The only disadvantage is that it takes three days; wet brining can be done in a day.
Science lesson: How does brining work?
Inquiring minds want to know: How does brining work? Geek alert: This is hugely nerdy.
Does it work?
First question: Does it really work? Does water really go deeply into the meat and does it stay there through roasting?
Cook's Illustrated did tests, comparing brining to a water soak and an unsoaked control. Plain water hydrated the meat just as well but brining made it stay there. Brining and soaking both added 6% to the weight. After cooking, a pound of untreated meat weighed 0.82 lb., water-soaked meat ended up at 0.88 lb, and brined meat was 0.93 lb. Kenji of Serious Eats reported very similar results in their brining tests.
What that means is that brining works. Not only does it add moisture, the extra moisture stays through cooking.
How does it work?
I did a lot of research and no one really knows how brining works other than the agreement that it's not osmosis. It's believed that salt interacts with the structure (probably by denaturing proteins) in a way that helps retain water. What's especially unclear is whether the water plumps up the cells or the water is held between cells, like a loosely coiled towel.
Best explanation I found was from Modernist Cuisine: "Brining technically does not work via osmosis, as popular opinion suggests. If osmosis alone were at play, water would be drawn out of the meat, but brining works by pulling water into muscles. Chloride ions from dissolved salt diffuse into muscle fibers and accumulate along the surfaces of protein filaments. As these ions increase in number, they generate a negative charge that loosens and pushes neighboring filaments apart. This newly created channel provides enough space for water to enter the muscle, causing it to swell from the influx of ambient water. Ions further modify muscle proteins by causing them to bind tightly to water and resist shrinking as the meat cooks. Muscle will continue to swell until the salinity reaches 6%—after that, it shrinks and begins to lose water."
How much sodium?
How much salt does brining add to the food? The amount is significant but not massive.
Geeky details first: I have seen some discussions guessing at mechanisms and amounts, nothing iron-clad. If the added water is similar in concentration to the brine, then an 8 oz serving of meat, which normally contains 120 mg of sodium, has an additional 0.09 tsp of salt, or 225 mg added by brining.

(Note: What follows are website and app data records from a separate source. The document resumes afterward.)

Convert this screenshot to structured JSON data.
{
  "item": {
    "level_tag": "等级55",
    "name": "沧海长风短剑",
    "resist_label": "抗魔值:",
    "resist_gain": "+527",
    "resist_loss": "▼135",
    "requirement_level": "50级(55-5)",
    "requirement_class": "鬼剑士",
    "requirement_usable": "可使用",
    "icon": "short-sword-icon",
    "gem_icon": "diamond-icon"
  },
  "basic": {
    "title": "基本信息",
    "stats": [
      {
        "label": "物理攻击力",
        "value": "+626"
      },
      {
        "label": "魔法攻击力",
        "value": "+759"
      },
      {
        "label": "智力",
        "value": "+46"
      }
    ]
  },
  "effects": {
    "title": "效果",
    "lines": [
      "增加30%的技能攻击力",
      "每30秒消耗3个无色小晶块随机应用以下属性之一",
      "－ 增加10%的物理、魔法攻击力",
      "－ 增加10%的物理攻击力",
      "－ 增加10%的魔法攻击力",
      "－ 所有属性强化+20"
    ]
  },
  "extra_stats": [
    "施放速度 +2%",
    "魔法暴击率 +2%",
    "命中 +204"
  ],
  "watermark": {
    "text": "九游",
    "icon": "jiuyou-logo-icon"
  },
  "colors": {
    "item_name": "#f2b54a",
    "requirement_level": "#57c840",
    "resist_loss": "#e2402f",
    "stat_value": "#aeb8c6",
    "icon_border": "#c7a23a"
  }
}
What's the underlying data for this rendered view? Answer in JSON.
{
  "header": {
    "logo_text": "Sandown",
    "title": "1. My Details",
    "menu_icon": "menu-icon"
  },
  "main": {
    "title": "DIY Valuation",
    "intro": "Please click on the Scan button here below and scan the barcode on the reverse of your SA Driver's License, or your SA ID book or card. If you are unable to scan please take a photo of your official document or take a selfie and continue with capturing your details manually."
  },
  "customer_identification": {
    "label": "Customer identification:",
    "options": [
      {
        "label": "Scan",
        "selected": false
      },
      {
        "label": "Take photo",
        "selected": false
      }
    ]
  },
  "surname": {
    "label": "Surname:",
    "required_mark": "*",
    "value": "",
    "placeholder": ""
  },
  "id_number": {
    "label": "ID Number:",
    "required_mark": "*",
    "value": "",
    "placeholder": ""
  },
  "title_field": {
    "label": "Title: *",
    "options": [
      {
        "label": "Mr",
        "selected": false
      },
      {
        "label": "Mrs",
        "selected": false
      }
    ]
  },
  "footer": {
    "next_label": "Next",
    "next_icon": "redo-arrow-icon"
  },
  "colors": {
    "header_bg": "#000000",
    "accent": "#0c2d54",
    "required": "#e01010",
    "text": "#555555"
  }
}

That's 350 mg for a half-pound of turkey meat. A slice of bread, an English muffin, or a pretzel rod has around 200 mg. The USDA recommended daily intake is 2400 mg and for low-sodium folks, 1500.
So it's significant but not greatly so, especially given that it's one of the two great eating holidays.

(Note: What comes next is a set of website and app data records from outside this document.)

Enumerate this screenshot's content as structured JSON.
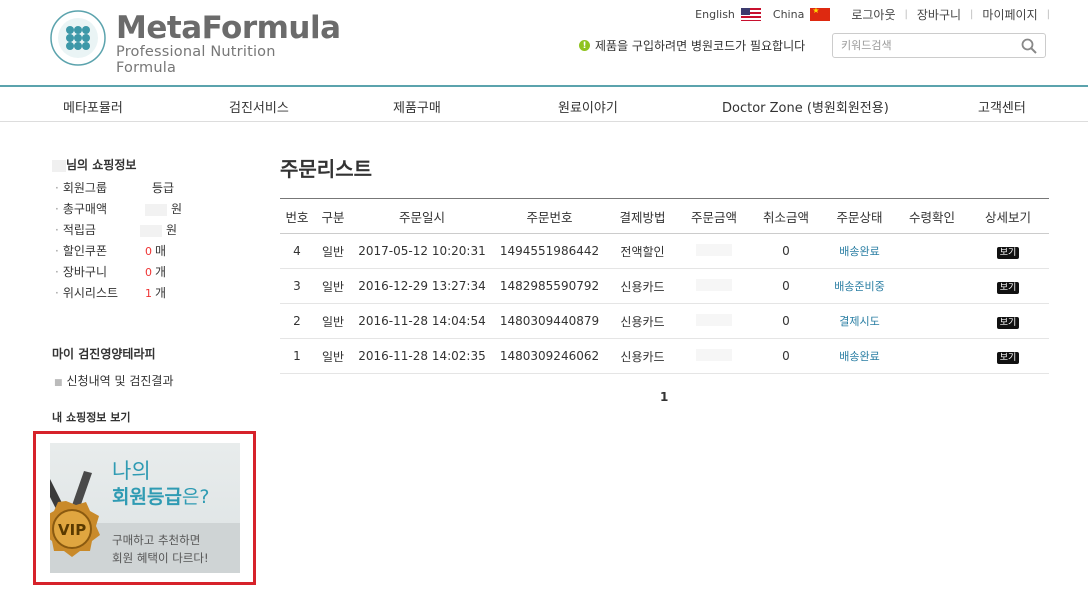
{
  "logo": {
    "title": "MetaFormula",
    "subtitle": "Professional Nutrition Formula"
  },
  "top_links": {
    "english": "English",
    "china": "China",
    "logout": "로그아웃",
    "cart": "장바구니",
    "mypage": "마이페이지"
  },
  "notice": {
    "icon": "!",
    "text": "제품을 구입하려면 병원코드가 필요합니다"
  },
  "search": {
    "placeholder": "키워드검색"
  },
  "nav": {
    "items": [
      "메타포뮬러",
      "검진서비스",
      "제품구매",
      "원료이야기",
      "Doctor Zone (병원회원전용)",
      "고객센터"
    ]
  },
  "sidebar": {
    "title_suffix": "님의 쇼핑정보",
    "rows": [
      {
        "label": "회원그룹",
        "value": "등급"
      },
      {
        "label": "총구매액",
        "value": "원"
      },
      {
        "label": "적립금",
        "value": "원"
      },
      {
        "label": "할인쿠폰",
        "count": "0",
        "unit": "매"
      },
      {
        "label": "장바구니",
        "count": "0",
        "unit": "개"
      },
      {
        "label": "위시리스트",
        "count": "1",
        "unit": "개"
      }
    ],
    "therapy_title": "마이 검진영양테라피",
    "therapy_link": "신청내역 및 검진결과",
    "myinfo_title": "내 쇼핑정보 보기",
    "banner": {
      "line1": "나의",
      "line2_bold": "회원등급",
      "line2_rest": "은?",
      "line3": "구매하고 추천하면",
      "line4": "회원 혜택이 다르다!",
      "medal_text": "VIP"
    }
  },
  "main": {
    "title": "주문리스트",
    "columns": [
      "번호",
      "구분",
      "주문일시",
      "주문번호",
      "결제방법",
      "주문금액",
      "취소금액",
      "주문상태",
      "수령확인",
      "상세보기"
    ],
    "rows": [
      {
        "no": "4",
        "type": "일반",
        "date": "2017-05-12 10:20:31",
        "order_no": "1494551986442",
        "pay": "전액할인",
        "amount": "",
        "cancel": "0",
        "status": "배송완료",
        "confirm": "",
        "detail": "보기"
      },
      {
        "no": "3",
        "type": "일반",
        "date": "2016-12-29 13:27:34",
        "order_no": "1482985590792",
        "pay": "신용카드",
        "amount": "",
        "cancel": "0",
        "status": "배송준비중",
        "confirm": "",
        "detail": "보기"
      },
      {
        "no": "2",
        "type": "일반",
        "date": "2016-11-28 14:04:54",
        "order_no": "1480309440879",
        "pay": "신용카드",
        "amount": "",
        "cancel": "0",
        "status": "결제시도",
        "confirm": "",
        "detail": "보기"
      },
      {
        "no": "1",
        "type": "일반",
        "date": "2016-11-28 14:02:35",
        "order_no": "1480309246062",
        "pay": "신용카드",
        "amount": "",
        "cancel": "0",
        "status": "배송완료",
        "confirm": "",
        "detail": "보기"
      }
    ],
    "pagination": [
      "1"
    ]
  },
  "colors": {
    "accent": "#5ba3ad",
    "status_link": "#2a7ea3",
    "banner_border": "#d6222a",
    "notice_icon": "#8fc31f"
  }
}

What about recipes that add sugar, herbs, cider, and juice to the brine?
Go ahead, if you want, but it doesn't work in wet brines.
I had this argument with a friend. Using flavors in the curry family of spices, he reported the brine flavors carried through to the finished product, but then we did a bit of surgery. The flavors were indeed present — but only at the surface. Sections of deeper meat had only salt. It makes sense — sodium and chlorine ions are tiny and as ions, have a transport mechanism. Herbs, sugar, and apple cider are much larger and lack the ionic action.
If you don't believe me, believe Serious Eats, Amazing Ribs, and Cook's Illustrated. Their results agree.
For those who disagree, there is no harm in it. If it makes you happy, flavor your brine. But you will get more oomph if you save the herbs for after the brine. Or, inject them if you want penetrating flavor.
Dry briners, go ahead and add herbs and sugars. It all sits on the meat until roasting so you can add them at any time.
Ways to Cook Turkey
Someday I'll have tried them all:
My food blog, FeedMe, carries a blow-by-blow description of my turkeyheaded adventures.